On this issue, the Court respectfully disagrees with Magistrate Judge Peebles' Report and Recommendation. Plaintiff alleges that his prejudice took the form of a delayed ability to consolidate a pending appeal with a potential appeal. Although this may have caused Plaintiff some inconvenience, Defendants did not take any action that actually prevented Plaintiff from pursuing either of these appeals, one of which was not yet at the appellate stage. Moreover, Plaintiff has not produced any evidence indicating that he experienced an adverse judicial decision in either of these actions because of the alleged denial of access to courts. In fact, Plaintiff ultimately pursued these appeals, and lost. See People v. Phillips, 56 A.D.3d 1163 (4th Dep't 2008); People v. Phillips, 56 A.D. 3d 1168 (4th Dep't 2008). Accordingly, the Court respectfully rejects Magistrate Judge Peebles' recommendation in this regard and grants Defendants' motion to dismiss Plaintiff's twelfth cause of action.
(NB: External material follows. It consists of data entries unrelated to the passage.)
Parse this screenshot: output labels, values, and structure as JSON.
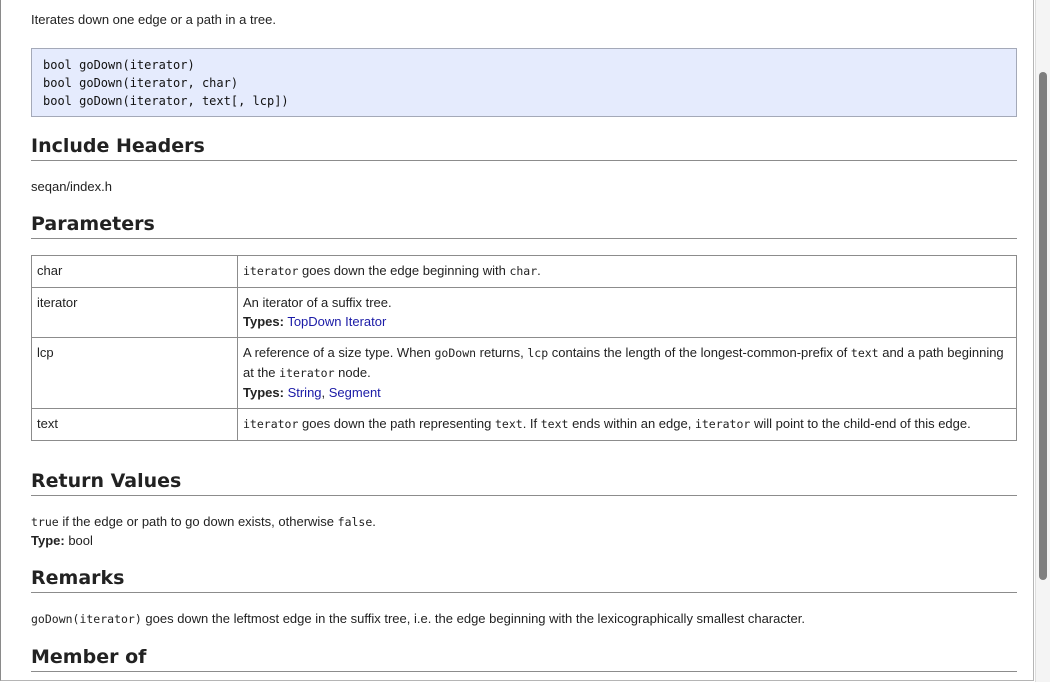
{
  "intro": "Iterates down one edge or a path in a tree.",
  "signatures": [
    "bool goDown(iterator)",
    "bool goDown(iterator, char)",
    "bool goDown(iterator, text[, lcp])"
  ],
  "include_headers": {
    "heading": "Include Headers",
    "value": "seqan/index.h"
  },
  "parameters": {
    "heading": "Parameters",
    "rows": [
      {
        "name": "char",
        "desc": {
          "code1": "iterator",
          "text1": " goes down the edge beginning with ",
          "code2": "char",
          "text2": "."
        }
      },
      {
        "name": "iterator",
        "desc": {
          "text1": "An iterator of a suffix tree.",
          "types_label": "Types:",
          "type1": "TopDown Iterator"
        }
      },
      {
        "name": "lcp",
        "desc": {
          "text1": "A reference of a size type. When ",
          "code1": "goDown",
          "text2": " returns, ",
          "code2": "lcp",
          "text3": " contains the length of the longest-common-prefix of ",
          "code3": "text",
          "text4": " and a path beginning at the ",
          "code4": "iterator",
          "text5": " node.",
          "types_label": "Types:",
          "type1": "String",
          "sep": ", ",
          "type2": "Segment"
        }
      },
      {
        "name": "text",
        "desc": {
          "code1": "iterator",
          "text1": " goes down the path representing ",
          "code2": "text",
          "text2": ". If ",
          "code3": "text",
          "text3": " ends within an edge, ",
          "code4": "iterator",
          "text4": " will point to the child-end of this edge."
        }
      }
    ]
  },
  "return_values": {
    "heading": "Return Values",
    "code_true": "true",
    "text1": " if the edge or path to go down exists, otherwise ",
    "code_false": "false",
    "text2": ".",
    "type_label": "Type:",
    "type_value": " bool"
  },
  "remarks": {
    "heading": "Remarks",
    "code1": "goDown(iterator)",
    "text1": " goes down the leftmost edge in the suffix tree, i.e. the edge beginning with the lexicographically smallest character."
  },
  "member_of": {
    "heading": "Member of"
  }
}
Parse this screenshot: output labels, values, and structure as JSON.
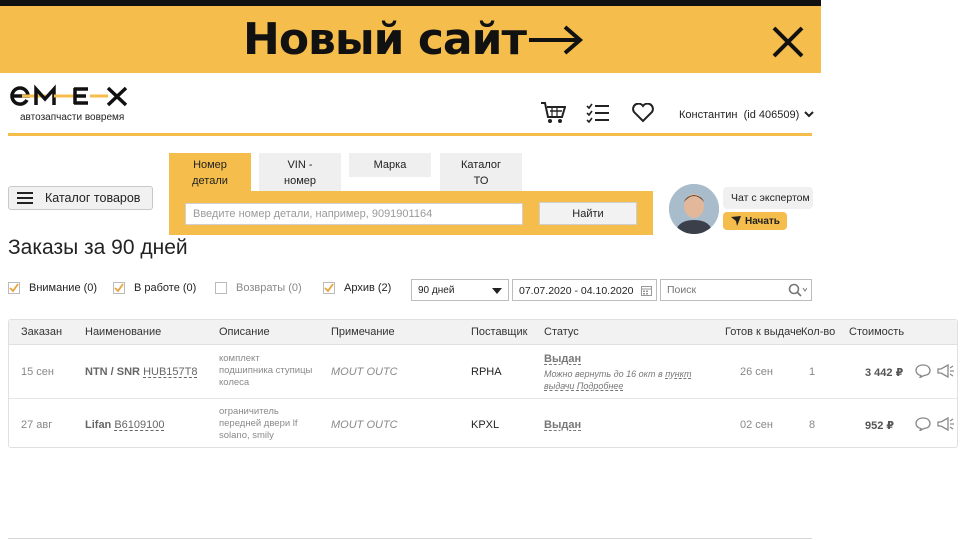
{
  "promo": {
    "text": "Новый сайт"
  },
  "logo": {
    "subtitle": "автозапчасти вовремя"
  },
  "user": {
    "name": "Константин",
    "id_label": "(id 406509)"
  },
  "catalog_button": {
    "label": "Каталог товаров"
  },
  "search_tabs": [
    {
      "label_line1": "Номер",
      "label_line2": "детали"
    },
    {
      "label_line1": "VIN -",
      "label_line2": "номер"
    },
    {
      "label_line1": "Марка",
      "label_line2": ""
    },
    {
      "label_line1": "Каталог",
      "label_line2": "ТО"
    }
  ],
  "search": {
    "placeholder": "Введите номер детали, например, 9091901164",
    "button": "Найти"
  },
  "expert": {
    "label": "Чат с экспертом",
    "start": "Начать"
  },
  "page_title": "Заказы за 90 дней",
  "filters": [
    {
      "label": "Внимание (0)",
      "checked": true
    },
    {
      "label": "В работе (0)",
      "checked": true
    },
    {
      "label": "Возвраты (0)",
      "checked": false
    },
    {
      "label": "Архив (2)",
      "checked": true
    }
  ],
  "period": {
    "selected": "90 дней"
  },
  "date_range": "07.07.2020 - 04.10.2020",
  "filter_search": {
    "placeholder": "Поиск"
  },
  "table": {
    "headers": [
      "Заказан",
      "Наименование",
      "Описание",
      "Примечание",
      "Поставщик",
      "Статус",
      "Готов к выдаче",
      "Кол-во",
      "Стоимость"
    ],
    "rows": [
      {
        "date": "15 сен",
        "brand": "NTN / SNR",
        "part": "HUB157T8",
        "desc1": "комплект",
        "desc2": "подшипника ступицы",
        "desc3": "колеса",
        "note": "MOUT OUTC",
        "supplier": "RPHA",
        "status": "Выдан",
        "status_note1": "Можно вернуть до 16 окт в",
        "status_note_link1": "пункт",
        "status_note_link2": "выдачи",
        "status_note_link3": "Подробнее",
        "ready": "26 сен",
        "qty": "1",
        "price": "3 442 ₽"
      },
      {
        "date": "27 авг",
        "brand": "Lifan",
        "part": "B6109100",
        "desc1": "ограничитель",
        "desc2": "передней двери lf",
        "desc3": "solano, smily",
        "note": "MOUT OUTC",
        "supplier": "KPXL",
        "status": "Выдан",
        "ready": "02 сен",
        "qty": "8",
        "price": "952 ₽"
      }
    ]
  },
  "colors": {
    "accent": "#f4bd4c",
    "dark": "#111111"
  }
}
E. Excessive force/Failure to intervene
An Eighth Amendment claim for excessive force has an objective and a subjective element. See Wright v. Goord, 554 F.3d 255, 268 (2d Cir. 2009). The objective element focuses on the effect of a defendant's conduct, while the subjective element focuses on the defendant's motive. See id.
The objective element is "contextual and responsive to 'contemporary standards of decency.'" Hudson v. McMillian, 503 U.S. 1, 8 (1992) (quotation omitted). The Second Circuit has held that, "[w]here a prison official acts 'maliciously and sadistically,' 'contemporary standards of decency always are violated.'" Abreu v. Nicholls, 368 Fed. Appx. 191, 193 (2d Cir. 2010) (quoting Wright 554 F.3d at 268-69). Thus, "[i]n assessing [the objective] component, the court must ask whether 'the alleged wrongdoing was objectively "harmful enough" to establish a constitutional violation.'" Wright, 554 F.3d at 268 (quotation omitted).
The subjective element considers whether the prison official acted wantonly. Regarding this element, "[t]he 'core judicial inquiry' . . . [is] . . . 'whether force was applied in a good-faith effort to maintain or restore discipline, or maliciously and sadistically to cause harm.'" Wilkins v. Gaddy, 130 S. Ct. 1175, 1178 (2010) (quoting [Hudson v. McMillan,] 503 U.S. [1,] 7, 112 S. Ct. 995 [(1992)]) (other citation omitted).Courts may consider the extent of the injury that the plaintiff inmate suffered as an indication of whether the amount of force was reasonably necessary, but a plaintiff need not sustain a serious injury to maintain an excessive force claim. See id.
A corrections officer who witnesses an assault upon an inmate may be responsible for any resulting constitutional deprivation. See Anderson v. Branen, 17 F.3d 552, 557 (2d Cir. 1994) (citations omitted). In addition, law enforcement officials are under an affirmative duty to intervene where other officers violate the constitutional rights of an individual in their presence. See Mowry v. Noone, No. 02-CV-6257, 2004 WL 2202645, *4 (W.D.N.Y. Sept. 30, 2004) (citations omitted); see also Curley v. Vill. of Suffern, 268 F.3d 65, 72 (2d Cir. 2001) (stating that "[f]ailure to intercede ...